1. Not finding help here? Sign up for a free 30min tutor trial with Chegg Tutors
    Dismiss Notice
Dismiss Notice
Join Physics Forums Today!
The friendliest, high quality science and math community on the planet! Everyone who loves science is here!

A small tiny electron problem

  1. Sep 17, 2008 #1
    1. The problem statement, all variables and given/known data

    Okay, three electrons are arranged in a right triangle-like shape. The electron where the right angle goes is +2e, and the other electrons are +e. And at the half point of hte hypotenuse there is a point P and they want hte magnitude of the net electtric field.

    They're saying that the two +es cancel out. How do they cancel out if they're both positive?

    2. Relevant equations



    3. The attempt at a solution
     
  2. jcsd
  3. Sep 17, 2008 #2
    First of all, electrons are not +e charges and there is no such thing as a "+2e electron". Electrons are negatively charged particles with a charge of -e.

    I assume instead of electrons there are simply 'charges' of +e and +2e, it does not matter what causes these charges.

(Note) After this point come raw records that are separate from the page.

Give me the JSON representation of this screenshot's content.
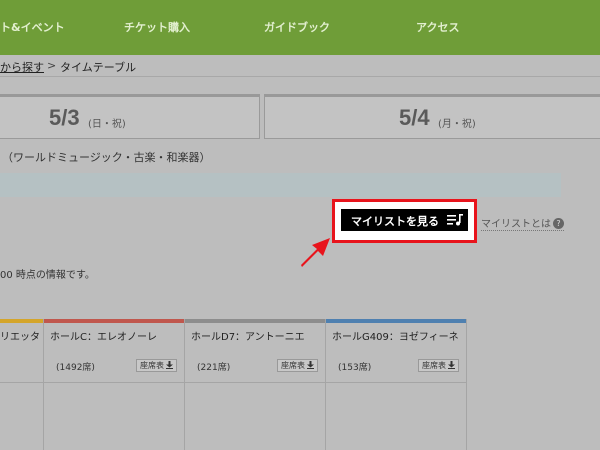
{
  "nav": {
    "items": [
      "ト&イベント",
      "チケット購入",
      "ガイドブック",
      "アクセス"
    ],
    "colors": {
      "background": "#6f9d38",
      "text": "#e2efcf"
    }
  },
  "breadcrumb": {
    "link": "から探す",
    "separator": ">",
    "current": "タイムテーブル"
  },
  "dates": [
    {
      "date": "5/3",
      "day": "(日・祝)"
    },
    {
      "date": "5/4",
      "day": "(月・祝)"
    }
  ],
  "category": "（ワールドミュージック・古楽・和楽器）",
  "mylist": {
    "button_label": "マイリストを見る",
    "icon": "playlist-icon",
    "help_label": "マイリストとは",
    "help_icon": "question-icon",
    "highlight_color": "#e8141c"
  },
  "note": "00 時点の情報です。",
  "halls": [
    {
      "name": "リエッタ",
      "seats": "",
      "seat_chart": "",
      "bar_color": "#d4a52a"
    },
    {
      "name": "ホールC：エレオノーレ",
      "seats": "(1492席)",
      "seat_chart": "座席表",
      "bar_color": "#c0574d"
    },
    {
      "name": "ホールD7：アントーニエ",
      "seats": "(221席)",
      "seat_chart": "座席表",
      "bar_color": "#8d8d8d"
    },
    {
      "name": "ホールG409：ヨゼフィーネ",
      "seats": "(153席)",
      "seat_chart": "座席表",
      "bar_color": "#4f80b0"
    }
  ]
}
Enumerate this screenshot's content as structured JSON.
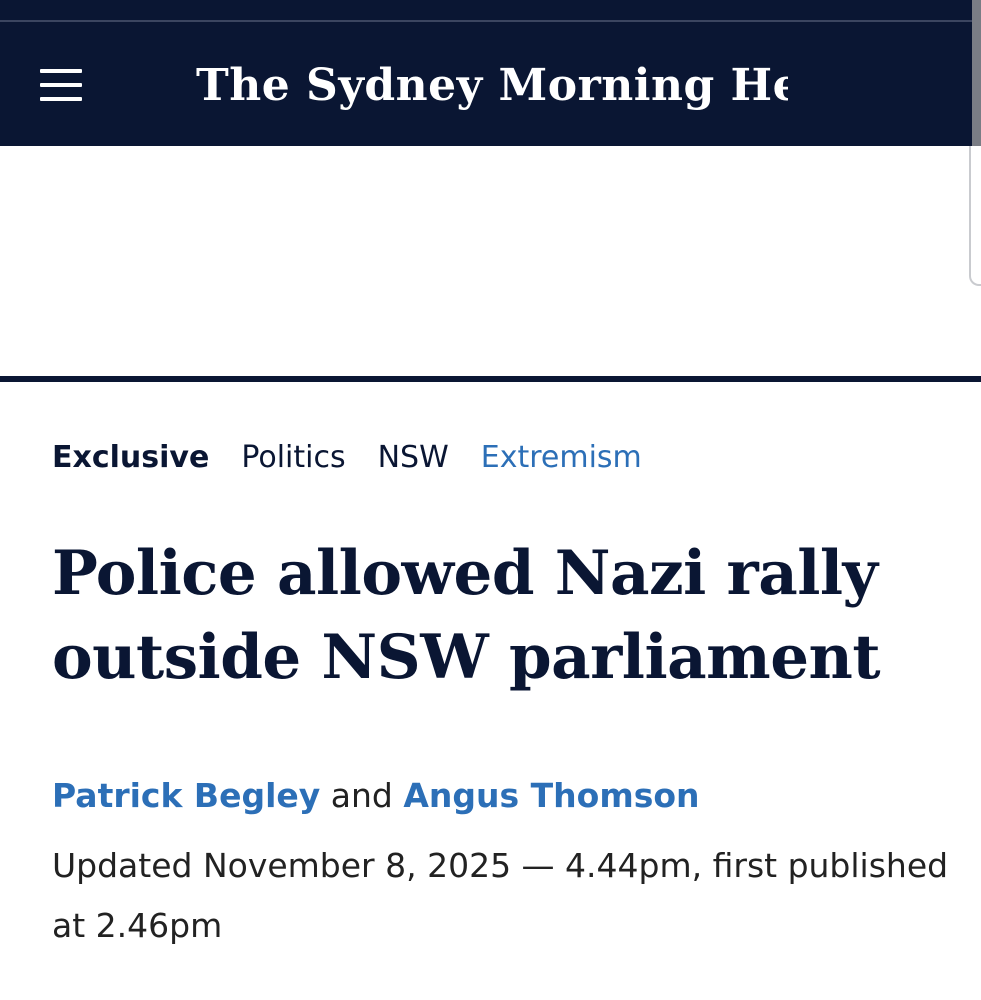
{
  "masthead": {
    "logo_text": "The Sydney Morning Herald",
    "menu_icon": "hamburger-menu-icon",
    "background_color": "#0a1633"
  },
  "article": {
    "tags": {
      "exclusive": "Exclusive",
      "politics": "Politics",
      "nsw": "NSW",
      "extremism": "Extremism"
    },
    "headline": "Police allowed Nazi rally outside NSW parliament",
    "byline": {
      "author_1": "Patrick Begley",
      "connector": "and",
      "author_2": "Angus Thomson"
    },
    "dateline": "Updated November 8, 2025 — 4.44pm, first published at 2.46pm"
  },
  "colors": {
    "link_blue": "#2c6fb7",
    "navy": "#0a1633"
  }
}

    Anyway, they cancel out because they are both positive. Suppose you have a testcharge of +1 C at point P. Also suppose one of the +e charges is called charge 1 and the other is called charge 2 (does not matter which is which).
    The force the test charge feels due to charge 1 will push it away from charge 1, and hence, towards charge 2.
    The force the test charge feels due to charge 2 will push it away from charge 2, and hence, towards charge 1.
    The net force is therefore zero, both forces cancel each other out.

    The same goes ofcourse for the electric field at point P but it is easier to explain in terms of force.

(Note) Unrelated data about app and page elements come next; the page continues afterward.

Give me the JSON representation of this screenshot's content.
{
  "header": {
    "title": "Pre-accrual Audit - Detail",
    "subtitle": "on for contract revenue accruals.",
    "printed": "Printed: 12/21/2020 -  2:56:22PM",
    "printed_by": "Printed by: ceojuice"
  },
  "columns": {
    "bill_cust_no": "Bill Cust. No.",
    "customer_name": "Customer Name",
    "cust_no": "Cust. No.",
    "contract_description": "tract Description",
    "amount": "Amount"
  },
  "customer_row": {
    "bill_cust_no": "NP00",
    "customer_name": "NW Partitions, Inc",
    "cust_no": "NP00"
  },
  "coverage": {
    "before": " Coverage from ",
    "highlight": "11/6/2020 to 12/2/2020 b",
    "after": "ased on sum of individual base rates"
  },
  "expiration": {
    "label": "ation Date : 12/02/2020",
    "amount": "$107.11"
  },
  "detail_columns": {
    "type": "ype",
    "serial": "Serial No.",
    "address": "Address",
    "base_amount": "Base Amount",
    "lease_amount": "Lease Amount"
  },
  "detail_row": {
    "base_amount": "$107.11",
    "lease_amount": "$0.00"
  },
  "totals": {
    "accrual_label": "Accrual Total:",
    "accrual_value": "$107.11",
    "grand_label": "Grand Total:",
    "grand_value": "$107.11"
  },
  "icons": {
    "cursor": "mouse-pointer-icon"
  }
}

    If one charge (let's say charge 1) however was negative (-e) then:
    Charge 1 will attract the test charge (which is positive) towards charge 1, and away from charge 2.
    Charge 2 will repel the test charge towards charge 1 aswell, so they don't cancel!
     
Know someone interested in this topic? Share this thread via Reddit, Google+, Twitter, or Facebook

Have something to add?



Similar Discussions: A small tiny electron problem
  1. Small problem (Replies: 5)

  2. A small, tiny question (Replies: 3)

Loading...